→ EXERCISE AIM
Repeat every line that appears below, with nothing altered.

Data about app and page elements
::::

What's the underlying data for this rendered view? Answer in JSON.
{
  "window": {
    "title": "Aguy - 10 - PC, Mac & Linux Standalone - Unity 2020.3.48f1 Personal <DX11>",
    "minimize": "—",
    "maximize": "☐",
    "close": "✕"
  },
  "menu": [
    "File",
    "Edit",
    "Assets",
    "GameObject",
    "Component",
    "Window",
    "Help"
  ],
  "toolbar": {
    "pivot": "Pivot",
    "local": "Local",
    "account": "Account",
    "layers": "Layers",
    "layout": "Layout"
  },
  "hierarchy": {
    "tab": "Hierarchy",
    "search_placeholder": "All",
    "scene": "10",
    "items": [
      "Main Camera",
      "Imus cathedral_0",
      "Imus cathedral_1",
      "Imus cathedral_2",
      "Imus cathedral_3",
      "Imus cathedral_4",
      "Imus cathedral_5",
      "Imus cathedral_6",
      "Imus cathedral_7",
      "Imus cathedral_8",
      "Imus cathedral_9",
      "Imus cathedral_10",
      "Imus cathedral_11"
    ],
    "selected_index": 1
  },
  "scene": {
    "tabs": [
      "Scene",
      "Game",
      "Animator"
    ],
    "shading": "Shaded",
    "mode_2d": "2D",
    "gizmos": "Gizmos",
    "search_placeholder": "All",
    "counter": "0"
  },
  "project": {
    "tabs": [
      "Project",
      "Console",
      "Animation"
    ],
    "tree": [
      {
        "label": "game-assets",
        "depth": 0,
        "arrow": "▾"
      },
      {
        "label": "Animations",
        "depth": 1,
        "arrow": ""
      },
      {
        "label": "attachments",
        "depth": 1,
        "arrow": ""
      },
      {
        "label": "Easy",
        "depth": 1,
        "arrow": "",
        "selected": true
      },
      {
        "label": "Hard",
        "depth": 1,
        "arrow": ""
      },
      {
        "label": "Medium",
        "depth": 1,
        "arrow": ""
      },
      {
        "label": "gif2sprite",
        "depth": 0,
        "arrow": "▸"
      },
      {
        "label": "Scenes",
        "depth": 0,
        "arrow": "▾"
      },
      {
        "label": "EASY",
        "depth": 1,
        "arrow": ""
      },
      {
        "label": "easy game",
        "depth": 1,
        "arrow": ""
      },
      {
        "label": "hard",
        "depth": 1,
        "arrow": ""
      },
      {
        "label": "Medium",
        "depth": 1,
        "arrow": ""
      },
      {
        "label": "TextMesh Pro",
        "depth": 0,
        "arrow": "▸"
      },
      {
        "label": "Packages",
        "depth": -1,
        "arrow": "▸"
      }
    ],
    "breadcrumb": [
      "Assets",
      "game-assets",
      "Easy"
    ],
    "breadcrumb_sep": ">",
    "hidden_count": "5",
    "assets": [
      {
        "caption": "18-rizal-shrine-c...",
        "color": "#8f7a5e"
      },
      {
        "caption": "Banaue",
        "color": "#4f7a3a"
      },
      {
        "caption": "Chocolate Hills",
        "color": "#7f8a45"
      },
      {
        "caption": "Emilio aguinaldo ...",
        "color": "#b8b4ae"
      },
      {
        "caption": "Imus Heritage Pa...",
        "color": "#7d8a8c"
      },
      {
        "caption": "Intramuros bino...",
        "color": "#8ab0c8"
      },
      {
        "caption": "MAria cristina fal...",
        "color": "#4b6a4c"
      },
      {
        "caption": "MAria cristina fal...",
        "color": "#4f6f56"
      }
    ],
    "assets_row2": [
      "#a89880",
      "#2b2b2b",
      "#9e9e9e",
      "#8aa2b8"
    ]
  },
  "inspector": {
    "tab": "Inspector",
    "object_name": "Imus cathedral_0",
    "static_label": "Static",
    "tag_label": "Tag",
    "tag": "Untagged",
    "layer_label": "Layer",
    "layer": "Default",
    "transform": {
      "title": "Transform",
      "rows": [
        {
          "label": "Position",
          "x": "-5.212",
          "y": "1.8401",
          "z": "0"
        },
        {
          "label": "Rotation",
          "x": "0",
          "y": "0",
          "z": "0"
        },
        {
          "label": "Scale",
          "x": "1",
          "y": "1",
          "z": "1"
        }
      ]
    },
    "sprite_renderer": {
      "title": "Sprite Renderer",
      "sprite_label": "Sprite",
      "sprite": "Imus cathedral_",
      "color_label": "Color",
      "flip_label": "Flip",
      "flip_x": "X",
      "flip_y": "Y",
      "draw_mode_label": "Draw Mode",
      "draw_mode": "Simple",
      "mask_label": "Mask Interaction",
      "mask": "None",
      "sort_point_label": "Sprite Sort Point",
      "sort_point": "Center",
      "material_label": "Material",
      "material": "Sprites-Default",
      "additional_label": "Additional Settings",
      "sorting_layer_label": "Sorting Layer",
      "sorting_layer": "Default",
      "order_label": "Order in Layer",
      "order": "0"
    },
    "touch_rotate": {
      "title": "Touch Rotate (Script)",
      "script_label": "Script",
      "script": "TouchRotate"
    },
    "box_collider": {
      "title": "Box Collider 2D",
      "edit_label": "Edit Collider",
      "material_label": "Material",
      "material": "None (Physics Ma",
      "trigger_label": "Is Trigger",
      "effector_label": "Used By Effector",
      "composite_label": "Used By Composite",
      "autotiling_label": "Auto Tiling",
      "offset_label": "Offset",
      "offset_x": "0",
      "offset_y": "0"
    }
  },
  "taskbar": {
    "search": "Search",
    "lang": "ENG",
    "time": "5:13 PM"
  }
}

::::

→ YOUR SOLUTION
What's the underlying data for this rendered view? Answer in JSON.
{
  "window": {
    "title": "Aguy - 10 - PC, Mac & Linux Standalone - Unity 2020.3.48f1 Personal <DX11>",
    "minimize": "—",
    "maximize": "☐",
    "close": "✕"
  },
  "menu": [
    "File",
    "Edit",
    "Assets",
    "GameObject",
    "Component",
    "Window",
    "Help"
  ],
  "toolbar": {
    "pivot": "Pivot",
    "local": "Local",
    "account": "Account",
    "layers": "Layers",
    "layout": "Layout"
  },
  "hierarchy": {
    "tab": "Hierarchy",
    "search_placeholder": "All",
    "scene": "10",
    "items": [
      "Main Camera",
      "Imus cathedral_0",
      "Imus cathedral_1",
      "Imus cathedral_2",
      "Imus cathedral_3",
      "Imus cathedral_4",
      "Imus cathedral_5",
      "Imus cathedral_6",
      "Imus cathedral_7",
      "Imus cathedral_8",
      "Imus cathedral_9",
      "Imus cathedral_10",
      "Imus cathedral_11"
    ],
    "selected_index": 1
  },
  "scene": {
    "tabs": [
      "Scene",
      "Game",
      "Animator"
    ],
    "shading": "Shaded",
    "mode_2d": "2D",
    "gizmos": "Gizmos",
    "search_placeholder": "All",
    "counter": "0"
  },
  "project": {
    "tabs": [
      "Project",
      "Console",
      "Animation"
    ],
    "tree": [
      {
        "label": "game-assets",
        "depth": 0,
        "arrow": "▾"
      },
      {
        "label": "Animations",
        "depth": 1,
        "arrow": ""
      },
      {
        "label": "attachments",
        "depth": 1,
        "arrow": ""
      },
      {
        "label": "Easy",
        "depth": 1,
        "arrow": "",
        "selected": true
      },
      {
        "label": "Hard",
        "depth": 1,
        "arrow": ""
      },
      {
        "label": "Medium",
        "depth": 1,
        "arrow": ""
      },
      {
        "label": "gif2sprite",
        "depth": 0,
        "arrow": "▸"
      },
      {
        "label": "Scenes",
        "depth": 0,
        "arrow": "▾"
      },
      {
        "label": "EASY",
        "depth": 1,
        "arrow": ""
      },
      {
        "label": "easy game",
        "depth": 1,
        "arrow": ""
      },
      {
        "label": "hard",
        "depth": 1,
        "arrow": ""
      },
      {
        "label": "Medium",
        "depth": 1,
        "arrow": ""
      },
      {
        "label": "TextMesh Pro",
        "depth": 0,
        "arrow": "▸"
      },
      {
        "label": "Packages",
        "depth": -1,
        "arrow": "▸"
      }
    ],
    "breadcrumb": [
      "Assets",
      "game-assets",
      "Easy"
    ],
    "breadcrumb_sep": ">",
    "hidden_count": "5",
    "assets": [
      {
        "caption": "18-rizal-shrine-c...",
        "color": "#8f7a5e"
      },
      {
        "caption": "Banaue",
        "color": "#4f7a3a"
      },
      {
        "caption": "Chocolate Hills",
        "color": "#7f8a45"
      },
      {
        "caption": "Emilio aguinaldo ...",
        "color": "#b8b4ae"
      },
      {
        "caption": "Imus Heritage Pa...",
        "color": "#7d8a8c"
      },
      {
        "caption": "Intramuros bino...",
        "color": "#8ab0c8"
      },
      {
        "caption": "MAria cristina fal...",
        "color": "#4b6a4c"
      },
      {
        "caption": "MAria cristina fal...",
        "color": "#4f6f56"
      }
    ],
    "assets_row2": [
      "#a89880",
      "#2b2b2b",
      "#9e9e9e",
      "#8aa2b8"
    ]
  },
  "inspector": {
    "tab": "Inspector",
    "object_name": "Imus cathedral_0",
    "static_label": "Static",
    "tag_label": "Tag",
    "tag": "Untagged",
    "layer_label": "Layer",
    "layer": "Default",
    "transform": {
      "title": "Transform",
      "rows": [
        {
          "label": "Position",
          "x": "-5.212",
          "y": "1.8401",
          "z": "0"
        },
        {
          "label": "Rotation",
          "x": "0",
          "y": "0",
          "z": "0"
        },
        {
          "label": "Scale",
          "x": "1",
          "y": "1",
          "z": "1"
        }
      ]
    },
    "sprite_renderer": {
      "title": "Sprite Renderer",
      "sprite_label": "Sprite",
      "sprite": "Imus cathedral_",
      "color_label": "Color",
      "flip_label": "Flip",
      "flip_x": "X",
      "flip_y": "Y",
      "draw_mode_label": "Draw Mode",
      "draw_mode": "Simple",
      "mask_label": "Mask Interaction",
      "mask": "None",
      "sort_point_label": "Sprite Sort Point",
      "sort_point": "Center",
      "material_label": "Material",
      "material": "Sprites-Default",
      "additional_label": "Additional Settings",
      "sorting_layer_label": "Sorting Layer",
      "sorting_layer": "Default",
      "order_label": "Order in Layer",
      "order": "0"
    },
    "touch_rotate": {
      "title": "Touch Rotate (Script)",
      "script_label": "Script",
      "script": "TouchRotate"
    },
    "box_collider": {
      "title": "Box Collider 2D",
      "edit_label": "Edit Collider",
      "material_label": "Material",
      "material": "None (Physics Ma",
      "trigger_label": "Is Trigger",
      "effector_label": "Used By Effector",
      "composite_label": "Used By Composite",
      "autotiling_label": "Auto Tiling",
      "offset_label": "Offset",
      "offset_x": "0",
      "offset_y": "0"
    }
  },
  "taskbar": {
    "search": "Search",
    "lang": "ENG",
    "time": "5:13 PM"
  }
}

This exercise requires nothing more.